New East River Waterfront Park Goes to the Dogs

By Julie Shapiro on July 14, 2011 4:35pm 

The first section of the East River Waterfront opened in June, but politicians held the official opening ceremony July 14, 2011.
The first section of the East River Waterfront opened in June, but politicians held the official opening ceremony July 14, 2011.
View Full Caption
DNAinfo/Julie Shapiro

LOWER MANHATTAN — Mayor Michael Bloomberg got a dog's-eye view of the newly opened East River Waterfront Thursday afternoon.

Before officially announcing the completion of the $165 million park's first two-block section, Bloomberg stopped by its centerpiece: a gated dog run, which features a sand pit, a water fountain and giant sculptures of a squirrel and a dog bone.

"While I am not a dog, my personal observation was that the dogs in there seem to be enjoying it," Bloomberg said after talking to several dog owners and their frolicking pets.

"I did not get bit once, just for the record," Bloomberg added, "though [Assembly Speaker Sheldon Silver] was kind enough to remind me that on Staten Island [in 2009] another animal, a groundhog, ruined his teeth on my finger."

Bloomberg, Silver and other officials praised the new waterfront park, which opened in June between Wall Street and Maiden Lane, as a major step in revitalizing lower Manhattan and turning the East River into a place people want to visit.

"We have to return the river to the people of this city, to whom it belongs," Silver said.

"For too long, my neighbors on the East Side of lower Manhattan have not been able to enjoy the kind of access to open space, access to the waterfront, as my [neighbors] on the West Side." 

The park includes bar-stool seating right along the East River, thickets of flowering plants and a series of steps leading down to the water, where people can get their toes wet during high tide.

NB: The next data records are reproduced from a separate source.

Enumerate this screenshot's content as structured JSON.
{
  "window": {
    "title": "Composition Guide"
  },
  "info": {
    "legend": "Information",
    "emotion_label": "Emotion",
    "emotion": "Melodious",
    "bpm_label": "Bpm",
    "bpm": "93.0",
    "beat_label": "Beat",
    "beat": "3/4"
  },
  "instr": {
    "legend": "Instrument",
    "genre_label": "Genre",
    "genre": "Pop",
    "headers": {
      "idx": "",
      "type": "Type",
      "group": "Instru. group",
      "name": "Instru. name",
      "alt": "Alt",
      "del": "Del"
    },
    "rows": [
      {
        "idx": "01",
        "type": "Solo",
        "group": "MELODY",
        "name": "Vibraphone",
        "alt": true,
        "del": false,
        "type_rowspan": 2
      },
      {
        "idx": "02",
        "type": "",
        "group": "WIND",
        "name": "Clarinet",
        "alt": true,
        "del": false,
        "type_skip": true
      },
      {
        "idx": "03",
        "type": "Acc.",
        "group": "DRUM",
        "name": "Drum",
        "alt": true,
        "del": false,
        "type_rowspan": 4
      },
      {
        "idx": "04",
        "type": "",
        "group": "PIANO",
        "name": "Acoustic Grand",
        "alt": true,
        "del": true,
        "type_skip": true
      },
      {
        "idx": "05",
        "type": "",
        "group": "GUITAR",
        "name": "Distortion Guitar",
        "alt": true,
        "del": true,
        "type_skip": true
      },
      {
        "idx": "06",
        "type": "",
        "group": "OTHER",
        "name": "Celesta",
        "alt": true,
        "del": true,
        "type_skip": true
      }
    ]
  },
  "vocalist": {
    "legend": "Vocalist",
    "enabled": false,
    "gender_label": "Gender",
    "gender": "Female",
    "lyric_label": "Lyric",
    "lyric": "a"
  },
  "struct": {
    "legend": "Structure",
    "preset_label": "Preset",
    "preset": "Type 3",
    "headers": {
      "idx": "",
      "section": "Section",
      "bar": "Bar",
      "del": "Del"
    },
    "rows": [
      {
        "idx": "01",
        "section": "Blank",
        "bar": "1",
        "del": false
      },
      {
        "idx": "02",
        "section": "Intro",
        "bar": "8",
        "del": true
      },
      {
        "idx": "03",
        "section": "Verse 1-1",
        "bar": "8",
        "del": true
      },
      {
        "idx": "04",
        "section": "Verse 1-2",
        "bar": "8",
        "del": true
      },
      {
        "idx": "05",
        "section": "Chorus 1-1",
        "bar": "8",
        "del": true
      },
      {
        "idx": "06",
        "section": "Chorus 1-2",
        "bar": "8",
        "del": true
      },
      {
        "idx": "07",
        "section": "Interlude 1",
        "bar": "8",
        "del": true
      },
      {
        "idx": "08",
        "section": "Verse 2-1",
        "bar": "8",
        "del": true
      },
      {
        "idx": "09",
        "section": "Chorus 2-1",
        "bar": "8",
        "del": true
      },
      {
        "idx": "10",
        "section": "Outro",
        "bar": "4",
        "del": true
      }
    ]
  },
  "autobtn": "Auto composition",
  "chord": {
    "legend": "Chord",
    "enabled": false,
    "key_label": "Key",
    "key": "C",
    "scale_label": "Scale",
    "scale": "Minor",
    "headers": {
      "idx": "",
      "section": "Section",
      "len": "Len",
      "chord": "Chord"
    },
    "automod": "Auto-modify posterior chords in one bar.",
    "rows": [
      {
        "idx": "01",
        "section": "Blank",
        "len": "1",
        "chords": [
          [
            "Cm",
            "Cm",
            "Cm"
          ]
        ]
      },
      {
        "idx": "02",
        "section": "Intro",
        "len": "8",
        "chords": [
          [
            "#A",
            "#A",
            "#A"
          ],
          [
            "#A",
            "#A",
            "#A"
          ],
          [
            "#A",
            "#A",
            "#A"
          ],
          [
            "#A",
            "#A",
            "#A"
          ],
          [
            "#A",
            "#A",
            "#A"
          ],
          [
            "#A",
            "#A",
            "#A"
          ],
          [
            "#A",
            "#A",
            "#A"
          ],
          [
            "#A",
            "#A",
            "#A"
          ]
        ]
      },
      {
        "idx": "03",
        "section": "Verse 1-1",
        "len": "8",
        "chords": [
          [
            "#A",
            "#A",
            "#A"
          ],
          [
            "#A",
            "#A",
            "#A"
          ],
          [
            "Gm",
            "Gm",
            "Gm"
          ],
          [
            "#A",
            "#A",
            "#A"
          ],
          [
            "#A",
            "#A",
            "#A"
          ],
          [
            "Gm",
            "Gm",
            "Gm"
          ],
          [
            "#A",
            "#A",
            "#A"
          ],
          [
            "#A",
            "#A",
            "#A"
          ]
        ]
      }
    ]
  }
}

Funded by the Lower Manhattan Development Corp., the new esplanade will eventually stretch from the Battery Maritime Building up to Pier 35, just north of the Manhattan Bridge.

City Planning Commissioner Amanda Burden called the park "unapologetically urban," because it incorporates its industrial surroundings, including the elevated FDR Drive, which is now coated in a strip of purple paint.

"It's like the High Line," Burden said. "We're using the infrastructure that's here and transforming it into something people can use and love."

Advertisement

Advertisement

Advertisement